▶ [About this exercise] Everything in the entries except the pictures must be repeated exactly.

▶ [Provided information]
==================================================
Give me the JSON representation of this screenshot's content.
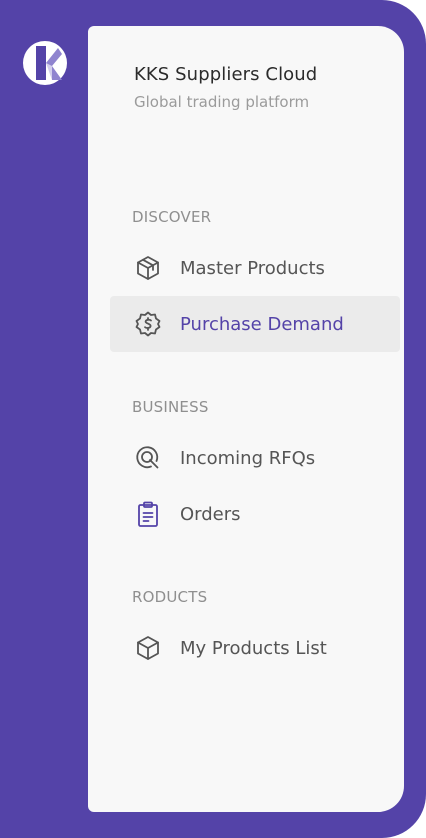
{
  "app": {
    "title": "KKS Suppliers Cloud",
    "subtitle": "Global trading platform"
  },
  "colors": {
    "brand": "#5443a8",
    "panel": "#f8f8f8",
    "active_bg": "#ebebeb",
    "text": "#555555",
    "muted": "#8f8f8f"
  },
  "sections": {
    "discover": "DISCOVER",
    "business": "BUSINESS",
    "products": "RODUCTS"
  },
  "nav": {
    "master_products": {
      "label": "Master Products",
      "icon": "cube-box-icon"
    },
    "purchase_demand": {
      "label": "Purchase Demand",
      "icon": "dollar-badge-icon",
      "active": true
    },
    "incoming_rfqs": {
      "label": "Incoming RFQs",
      "icon": "target-search-icon"
    },
    "orders": {
      "label": "Orders",
      "icon": "clipboard-icon"
    },
    "my_products_list": {
      "label": "My Products List",
      "icon": "box-icon"
    }
  }
}
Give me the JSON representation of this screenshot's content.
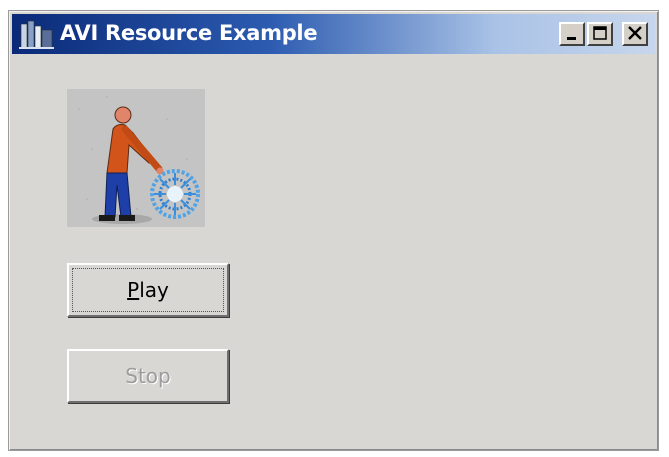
{
  "window": {
    "title": "AVI Resource Example",
    "icons": {
      "app": "bookshelf-app-icon",
      "minimize": "minimize-icon",
      "maximize": "maximize-icon",
      "close": "close-icon"
    }
  },
  "animation": {
    "description_icon": "man-with-wheel-animation"
  },
  "buttons": {
    "play": {
      "mnemonic": "P",
      "rest": "lay",
      "enabled": true
    },
    "stop": {
      "label": "Stop",
      "enabled": false
    }
  },
  "colors": {
    "titlebar_start": "#0a2a78",
    "titlebar_end": "#c7d6ec",
    "window_bg": "#d8d7d3",
    "disabled_text": "#9c9c9c"
  }
}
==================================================
▶ [Response area]
Give me the JSON representation of this screenshot's content.
{
  "app": {
    "title": "KKS Suppliers Cloud",
    "subtitle": "Global trading platform"
  },
  "colors": {
    "brand": "#5443a8",
    "panel": "#f8f8f8",
    "active_bg": "#ebebeb",
    "text": "#555555",
    "muted": "#8f8f8f"
  },
  "sections": {
    "discover": "DISCOVER",
    "business": "BUSINESS",
    "products": "RODUCTS"
  },
  "nav": {
    "master_products": {
      "label": "Master Products",
      "icon": "cube-box-icon"
    },
    "purchase_demand": {
      "label": "Purchase Demand",
      "icon": "dollar-badge-icon",
      "active": true
    },
    "incoming_rfqs": {
      "label": "Incoming RFQs",
      "icon": "target-search-icon"
    },
    "orders": {
      "label": "Orders",
      "icon": "clipboard-icon"
    },
    "my_products_list": {
      "label": "My Products List",
      "icon": "box-icon"
    }
  }
}
Give me the JSON representation of this screenshot's content.
{
  "window": {
    "title": "AVI Resource Example",
    "icons": {
      "app": "bookshelf-app-icon",
      "minimize": "minimize-icon",
      "maximize": "maximize-icon",
      "close": "close-icon"
    }
  },
  "animation": {
    "description_icon": "man-with-wheel-animation"
  },
  "buttons": {
    "play": {
      "mnemonic": "P",
      "rest": "lay",
      "enabled": true
    },
    "stop": {
      "label": "Stop",
      "enabled": false
    }
  },
  "colors": {
    "titlebar_start": "#0a2a78",
    "titlebar_end": "#c7d6ec",
    "window_bg": "#d8d7d3",
    "disabled_text": "#9c9c9c"
  }
}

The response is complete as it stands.